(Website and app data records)
※ ※ ※

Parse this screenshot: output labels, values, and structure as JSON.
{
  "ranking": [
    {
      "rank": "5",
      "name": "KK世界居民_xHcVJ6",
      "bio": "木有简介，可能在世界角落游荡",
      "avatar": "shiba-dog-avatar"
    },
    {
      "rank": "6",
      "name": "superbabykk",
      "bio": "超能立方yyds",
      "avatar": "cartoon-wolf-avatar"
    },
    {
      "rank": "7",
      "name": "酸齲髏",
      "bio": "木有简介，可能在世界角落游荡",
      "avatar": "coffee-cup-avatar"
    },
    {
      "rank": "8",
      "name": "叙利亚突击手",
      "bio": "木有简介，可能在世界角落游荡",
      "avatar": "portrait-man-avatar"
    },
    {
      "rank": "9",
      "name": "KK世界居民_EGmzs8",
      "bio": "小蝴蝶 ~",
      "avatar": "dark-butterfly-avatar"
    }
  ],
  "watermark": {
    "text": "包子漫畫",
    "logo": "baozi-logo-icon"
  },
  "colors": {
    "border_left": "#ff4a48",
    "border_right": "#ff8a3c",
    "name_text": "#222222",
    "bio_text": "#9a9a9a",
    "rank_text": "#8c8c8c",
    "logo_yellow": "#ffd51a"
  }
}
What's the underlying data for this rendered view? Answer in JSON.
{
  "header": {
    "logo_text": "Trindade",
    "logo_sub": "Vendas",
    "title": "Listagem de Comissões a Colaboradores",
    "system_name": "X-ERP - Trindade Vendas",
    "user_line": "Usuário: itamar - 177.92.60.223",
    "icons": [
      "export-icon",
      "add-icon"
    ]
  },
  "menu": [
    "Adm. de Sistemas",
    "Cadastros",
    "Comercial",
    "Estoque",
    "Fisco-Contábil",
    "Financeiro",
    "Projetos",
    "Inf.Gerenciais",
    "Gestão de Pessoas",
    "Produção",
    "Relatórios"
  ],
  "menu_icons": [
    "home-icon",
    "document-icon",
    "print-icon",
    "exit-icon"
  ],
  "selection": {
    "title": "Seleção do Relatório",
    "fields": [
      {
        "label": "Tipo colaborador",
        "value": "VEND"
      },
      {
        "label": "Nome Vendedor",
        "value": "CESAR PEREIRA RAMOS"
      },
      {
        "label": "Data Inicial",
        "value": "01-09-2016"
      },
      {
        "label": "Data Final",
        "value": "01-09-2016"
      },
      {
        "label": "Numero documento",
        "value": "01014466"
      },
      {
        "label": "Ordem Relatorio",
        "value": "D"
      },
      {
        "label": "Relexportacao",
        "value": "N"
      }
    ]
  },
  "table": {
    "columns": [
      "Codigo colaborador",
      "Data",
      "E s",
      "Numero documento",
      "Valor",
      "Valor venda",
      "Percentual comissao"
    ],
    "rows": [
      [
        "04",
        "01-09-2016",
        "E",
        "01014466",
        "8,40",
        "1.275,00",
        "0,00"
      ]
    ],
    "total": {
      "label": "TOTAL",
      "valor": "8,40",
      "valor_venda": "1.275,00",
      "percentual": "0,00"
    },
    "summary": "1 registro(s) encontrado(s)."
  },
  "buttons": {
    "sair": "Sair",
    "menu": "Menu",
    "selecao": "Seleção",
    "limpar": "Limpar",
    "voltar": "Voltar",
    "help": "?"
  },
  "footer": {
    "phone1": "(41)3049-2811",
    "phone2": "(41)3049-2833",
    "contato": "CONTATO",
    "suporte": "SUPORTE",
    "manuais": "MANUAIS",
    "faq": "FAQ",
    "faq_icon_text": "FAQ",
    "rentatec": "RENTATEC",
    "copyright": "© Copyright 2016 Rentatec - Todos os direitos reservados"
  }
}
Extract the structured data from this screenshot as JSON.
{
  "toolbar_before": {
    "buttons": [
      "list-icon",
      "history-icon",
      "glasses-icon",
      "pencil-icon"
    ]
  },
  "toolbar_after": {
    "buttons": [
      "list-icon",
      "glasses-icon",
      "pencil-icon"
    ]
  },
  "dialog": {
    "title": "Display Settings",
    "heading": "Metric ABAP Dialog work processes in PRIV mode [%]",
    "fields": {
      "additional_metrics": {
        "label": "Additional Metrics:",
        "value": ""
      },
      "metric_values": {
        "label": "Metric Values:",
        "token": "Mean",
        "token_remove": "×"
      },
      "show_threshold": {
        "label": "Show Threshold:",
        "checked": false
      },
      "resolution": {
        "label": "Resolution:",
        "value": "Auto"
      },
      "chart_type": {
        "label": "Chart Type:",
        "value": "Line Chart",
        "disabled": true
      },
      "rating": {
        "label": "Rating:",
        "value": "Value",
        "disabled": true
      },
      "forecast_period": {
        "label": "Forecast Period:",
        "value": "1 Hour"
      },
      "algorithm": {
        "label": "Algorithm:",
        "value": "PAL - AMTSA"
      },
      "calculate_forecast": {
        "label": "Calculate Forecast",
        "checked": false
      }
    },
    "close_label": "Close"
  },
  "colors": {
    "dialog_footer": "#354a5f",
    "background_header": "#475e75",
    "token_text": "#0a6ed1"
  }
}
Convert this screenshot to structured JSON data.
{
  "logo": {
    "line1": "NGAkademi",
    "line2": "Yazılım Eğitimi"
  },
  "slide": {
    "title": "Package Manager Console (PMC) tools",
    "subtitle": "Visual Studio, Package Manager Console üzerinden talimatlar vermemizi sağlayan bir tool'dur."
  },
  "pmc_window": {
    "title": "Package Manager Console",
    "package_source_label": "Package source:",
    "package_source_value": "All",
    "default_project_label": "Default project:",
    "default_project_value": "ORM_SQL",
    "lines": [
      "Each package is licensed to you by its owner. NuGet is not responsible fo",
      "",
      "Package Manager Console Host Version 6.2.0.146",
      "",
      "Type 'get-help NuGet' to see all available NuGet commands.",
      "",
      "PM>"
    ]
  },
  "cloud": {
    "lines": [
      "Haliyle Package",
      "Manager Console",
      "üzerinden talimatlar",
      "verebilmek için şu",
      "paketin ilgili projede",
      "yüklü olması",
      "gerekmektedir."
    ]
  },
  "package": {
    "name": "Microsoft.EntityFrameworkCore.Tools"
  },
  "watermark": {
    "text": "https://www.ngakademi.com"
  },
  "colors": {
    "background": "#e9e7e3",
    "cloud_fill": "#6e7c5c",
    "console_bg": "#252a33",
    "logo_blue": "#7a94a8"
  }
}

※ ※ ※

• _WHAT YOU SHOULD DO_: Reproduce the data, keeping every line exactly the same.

• _SOLUTION FOR THIS EXERCISE_:
Parse this screenshot: output labels, values, and structure as JSON.
{
  "ranking": [
    {
      "rank": "5",
      "name": "KK世界居民_xHcVJ6",
      "bio": "木有简介，可能在世界角落游荡",
      "avatar": "shiba-dog-avatar"
    },
    {
      "rank": "6",
      "name": "superbabykk",
      "bio": "超能立方yyds",
      "avatar": "cartoon-wolf-avatar"
    },
    {
      "rank": "7",
      "name": "酸齲髏",
      "bio": "木有简介，可能在世界角落游荡",
      "avatar": "coffee-cup-avatar"
    },
    {
      "rank": "8",
      "name": "叙利亚突击手",
      "bio": "木有简介，可能在世界角落游荡",
      "avatar": "portrait-man-avatar"
    },
    {
      "rank": "9",
      "name": "KK世界居民_EGmzs8",
      "bio": "小蝴蝶 ~",
      "avatar": "dark-butterfly-avatar"
    }
  ],
  "watermark": {
    "text": "包子漫畫",
    "logo": "baozi-logo-icon"
  },
  "colors": {
    "border_left": "#ff4a48",
    "border_right": "#ff8a3c",
    "name_text": "#222222",
    "bio_text": "#9a9a9a",
    "rank_text": "#8c8c8c",
    "logo_yellow": "#ffd51a"
  }
}
What's the underlying data for this rendered view? Answer in JSON.
{
  "header": {
    "logo_text": "Trindade",
    "logo_sub": "Vendas",
    "title": "Listagem de Comissões a Colaboradores",
    "system_name": "X-ERP - Trindade Vendas",
    "user_line": "Usuário: itamar - 177.92.60.223",
    "icons": [
      "export-icon",
      "add-icon"
    ]
  },
  "menu": [
    "Adm. de Sistemas",
    "Cadastros",
    "Comercial",
    "Estoque",
    "Fisco-Contábil",
    "Financeiro",
    "Projetos",
    "Inf.Gerenciais",
    "Gestão de Pessoas",
    "Produção",
    "Relatórios"
  ],
  "menu_icons": [
    "home-icon",
    "document-icon",
    "print-icon",
    "exit-icon"
  ],
  "selection": {
    "title": "Seleção do Relatório",
    "fields": [
      {
        "label": "Tipo colaborador",
        "value": "VEND"
      },
      {
        "label": "Nome Vendedor",
        "value": "CESAR PEREIRA RAMOS"
      },
      {
        "label": "Data Inicial",
        "value": "01-09-2016"
      },
      {
        "label": "Data Final",
        "value": "01-09-2016"
      },
      {
        "label": "Numero documento",
        "value": "01014466"
      },
      {
        "label": "Ordem Relatorio",
        "value": "D"
      },
      {
        "label": "Relexportacao",
        "value": "N"
      }
    ]
  },
  "table": {
    "columns": [
      "Codigo colaborador",
      "Data",
      "E s",
      "Numero documento",
      "Valor",
      "Valor venda",
      "Percentual comissao"
    ],
    "rows": [
      [
        "04",
        "01-09-2016",
        "E",
        "01014466",
        "8,40",
        "1.275,00",
        "0,00"
      ]
    ],
    "total": {
      "label": "TOTAL",
      "valor": "8,40",
      "valor_venda": "1.275,00",
      "percentual": "0,00"
    },
    "summary": "1 registro(s) encontrado(s)."
  },
  "buttons": {
    "sair": "Sair",
    "menu": "Menu",
    "selecao": "Seleção",
    "limpar": "Limpar",
    "voltar": "Voltar",
    "help": "?"
  },
  "footer": {
    "phone1": "(41)3049-2811",
    "phone2": "(41)3049-2833",
    "contato": "CONTATO",
    "suporte": "SUPORTE",
    "manuais": "MANUAIS",
    "faq": "FAQ",
    "faq_icon_text": "FAQ",
    "rentatec": "RENTATEC",
    "copyright": "© Copyright 2016 Rentatec - Todos os direitos reservados"
  }
}
Extract the structured data from this screenshot as JSON.
{
  "toolbar_before": {
    "buttons": [
      "list-icon",
      "history-icon",
      "glasses-icon",
      "pencil-icon"
    ]
  },
  "toolbar_after": {
    "buttons": [
      "list-icon",
      "glasses-icon",
      "pencil-icon"
    ]
  },
  "dialog": {
    "title": "Display Settings",
    "heading": "Metric ABAP Dialog work processes in PRIV mode [%]",
    "fields": {
      "additional_metrics": {
        "label": "Additional Metrics:",
        "value": ""
      },
      "metric_values": {
        "label": "Metric Values:",
        "token": "Mean",
        "token_remove": "×"
      },
      "show_threshold": {
        "label": "Show Threshold:",
        "checked": false
      },
      "resolution": {
        "label": "Resolution:",
        "value": "Auto"
      },
      "chart_type": {
        "label": "Chart Type:",
        "value": "Line Chart",
        "disabled": true
      },
      "rating": {
        "label": "Rating:",
        "value": "Value",
        "disabled": true
      },
      "forecast_period": {
        "label": "Forecast Period:",
        "value": "1 Hour"
      },
      "algorithm": {
        "label": "Algorithm:",
        "value": "PAL - AMTSA"
      },
      "calculate_forecast": {
        "label": "Calculate Forecast",
        "checked": false
      }
    },
    "close_label": "Close"
  },
  "colors": {
    "dialog_footer": "#354a5f",
    "background_header": "#475e75",
    "token_text": "#0a6ed1"
  }
}
Convert this screenshot to structured JSON data.
{
  "logo": {
    "line1": "NGAkademi",
    "line2": "Yazılım Eğitimi"
  },
  "slide": {
    "title": "Package Manager Console (PMC) tools",
    "subtitle": "Visual Studio, Package Manager Console üzerinden talimatlar vermemizi sağlayan bir tool'dur."
  },
  "pmc_window": {
    "title": "Package Manager Console",
    "package_source_label": "Package source:",
    "package_source_value": "All",
    "default_project_label": "Default project:",
    "default_project_value": "ORM_SQL",
    "lines": [
      "Each package is licensed to you by its owner. NuGet is not responsible fo",
      "",
      "Package Manager Console Host Version 6.2.0.146",
      "",
      "Type 'get-help NuGet' to see all available NuGet commands.",
      "",
      "PM>"
    ]
  },
  "cloud": {
    "lines": [
      "Haliyle Package",
      "Manager Console",
      "üzerinden talimatlar",
      "verebilmek için şu",
      "paketin ilgili projede",
      "yüklü olması",
      "gerekmektedir."
    ]
  },
  "package": {
    "name": "Microsoft.EntityFrameworkCore.Tools"
  },
  "watermark": {
    "text": "https://www.ngakademi.com"
  },
  "colors": {
    "background": "#e9e7e3",
    "cloud_fill": "#6e7c5c",
    "console_bg": "#252a33",
    "logo_blue": "#7a94a8"
  }
}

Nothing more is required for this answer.